Additionally, Yonath elucidated the modes of action of over twenty different antibiotics targeting the ribosome, illuminated mechanisms of drug resistance and synergism, deciphered the structural basis for antibiotic selectivity and showed how it plays a key role in clinical usefulness and therapeutic effectiveness, thus paving the way for structure-based drug design.

For enabling ribosomal crystallography Yonath introduced a novel technique, cryo bio-crystallography, which became routine in structural biology and allowed intricate projects otherwise considered formidable.[19]

At the Weizmann Institute, Yonath is the incumbent of the Martin S. and Helen Kimmel Professorial Chair.

Awards and honors[edit]

Telephone interview with Ada Yonath during the announcement of the Nobel Prize

Yonath is a member of the United States National Academy of Sciences; the American Academy of Arts and Sciences; the Israel Academy of Sciences and Humanities; the European Academy of Sciences and Art and the European Molecular Biology Organization.

Her awards and honors include the following:

Quotes[edit]

"Survival is far more complicated, much more demanding (than doing science)," she says. "You can always try another approach; even change your subject when a scientific strategy or experiment fails. But when you are hungry you are hungry!" (She was exposed to extreme poverty when her father died prematurely. By 11 she was already working and taking care of her family.) [25]

See also[edit]

References[edit]

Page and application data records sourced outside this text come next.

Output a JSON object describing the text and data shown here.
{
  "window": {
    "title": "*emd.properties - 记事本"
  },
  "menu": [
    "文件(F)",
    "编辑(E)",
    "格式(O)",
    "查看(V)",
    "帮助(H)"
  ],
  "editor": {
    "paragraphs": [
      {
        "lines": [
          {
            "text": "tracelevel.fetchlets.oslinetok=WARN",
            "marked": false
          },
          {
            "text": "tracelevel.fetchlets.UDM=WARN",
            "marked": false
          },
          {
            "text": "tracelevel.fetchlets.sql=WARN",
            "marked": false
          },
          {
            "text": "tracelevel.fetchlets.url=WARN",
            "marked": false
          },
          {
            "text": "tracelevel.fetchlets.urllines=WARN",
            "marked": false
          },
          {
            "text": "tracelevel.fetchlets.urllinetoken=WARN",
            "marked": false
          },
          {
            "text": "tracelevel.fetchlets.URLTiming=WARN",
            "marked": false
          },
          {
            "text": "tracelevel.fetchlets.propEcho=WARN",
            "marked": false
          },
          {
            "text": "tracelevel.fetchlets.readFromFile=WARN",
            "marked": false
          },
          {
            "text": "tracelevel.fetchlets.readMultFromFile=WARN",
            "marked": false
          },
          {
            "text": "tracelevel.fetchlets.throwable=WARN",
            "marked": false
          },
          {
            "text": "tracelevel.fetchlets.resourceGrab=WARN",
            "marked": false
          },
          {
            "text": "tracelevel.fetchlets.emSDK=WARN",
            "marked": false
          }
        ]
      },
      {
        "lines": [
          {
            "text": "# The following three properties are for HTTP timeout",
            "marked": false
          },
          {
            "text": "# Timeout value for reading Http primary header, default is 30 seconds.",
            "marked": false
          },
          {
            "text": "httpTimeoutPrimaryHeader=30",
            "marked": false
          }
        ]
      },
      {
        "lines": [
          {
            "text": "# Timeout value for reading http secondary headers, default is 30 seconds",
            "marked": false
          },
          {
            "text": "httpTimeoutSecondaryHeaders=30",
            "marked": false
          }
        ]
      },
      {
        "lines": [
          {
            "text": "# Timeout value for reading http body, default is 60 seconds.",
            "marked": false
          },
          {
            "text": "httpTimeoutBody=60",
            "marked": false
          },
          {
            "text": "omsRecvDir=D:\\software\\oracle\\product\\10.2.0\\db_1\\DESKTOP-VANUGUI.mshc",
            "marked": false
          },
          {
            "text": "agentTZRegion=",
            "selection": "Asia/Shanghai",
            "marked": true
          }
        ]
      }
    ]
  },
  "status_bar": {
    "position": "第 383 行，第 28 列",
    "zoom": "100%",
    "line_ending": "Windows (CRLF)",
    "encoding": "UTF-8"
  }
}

  1. ^ a b "Israel Prize Official Site (in Hebrew) – Recipient’s C.V.". 
  2. ^ Lappin, Yaakov (2009-10-07). "Nobel Prize Winner 'Happy, Shocked'". Jerusalem Post. Retrieved 2009-10-07. 
  3. ^ Karin Klenke, Women in Leadership: Contextual Dynamics and Boundaries, Emerald Group Publishing, 2011, p. 191.
  4. ^ Interview, Ada E. Yonath, The Nobel Prize in Chemistry 2009
  5. ^ מנכ"ל המדינה (p. 4; 18.11.09 “ידיעות אחרונות”)
  6. ^ "Ada Yonath— L'Oréal-UNESCO Award". Jerusalem Post. 2008-03-08. 
  7. ^ István Hargittai, Magdolna Hargittai “Candid science 6”: Interview with Ada Yonath (p. 390): In this source the surname is spelled Livshitz.
  8. ^ Talk given at Moriah College, Sydney, 18 February 2010 as noted by a student present from James Ruse Agricultural High School
  9. ^ a b / "Israeli professor receives Life's Work Prize for women in science". Ministry of Foreign Affairs. 2008-07-28. 
  10. ^ Former 'village fool' takes the prize, Jerusalem Post
  11. ^ Israeli scientist wins Nobel Prize
  12. ^ Talk given at Moriah College, 18 February 2010
  13. ^ Israel's Prof. Ada Yonath wins Nobel Prize, Haaretz
  14. ^ Former 'village fool' takes the prize, Judy Siegel-Itzkovich, Jerusalem Post 8 March 2008
  15. ^ Israeli Nobel Laureate calls for release of all Hamas prisoners, Haaretz 10 October 2009
  16. ^ Yarnell, A. Lipscomb Feted in Honor of his 90th Birthday. Chemical and Engineering News, 87, 48, Am. Chem. Soc., p. 35, Nov. 30, 2009.
  17. ^ New chemistry Nobelist was UChicago visiting prof, conducted research at Argonne
  18. ^ http://nobelprize.org/nobel_prizes/chemistry/laureates/2009/speedread.html
  19. ^ Hope, H., Frolow, F., von Bohlen, K., Makowski, I., Kratky, C., Halfon, Y., Danz, H., Webster, P., Bartels, K. S., Wittmann, H. G. & Yonath, A. (1989). Acta Cryst. B45, 190–199. doi:10.1107/S0108768188013710
  20. ^ "Israel Prize Official Site (in Hebrew) – Judges' Rationale for Grant to Recipient". 
  21. ^ Wolf Prize Recipients in Chemistry
  22. ^ "Albert Einstein World Award of Science 2008". 
  23. ^ "Nobel Prize in Chemistry 2009". Nobel Foundation. Archived from the original on 10 October 2009. Retrieved 2009-10-07. 
  24. ^ Wills, Adam (2009-10-07). "Ada Yonath—First Israeli Woman to win Nobel Prize". Jewish Journal. Retrieved 2009-10-07. 
  25. ^ Nadkarni, Vithal C (5 February 2011). "Keeping up the faith". The Economic Times. Retrieved 14 February 2011. 

External links[edit]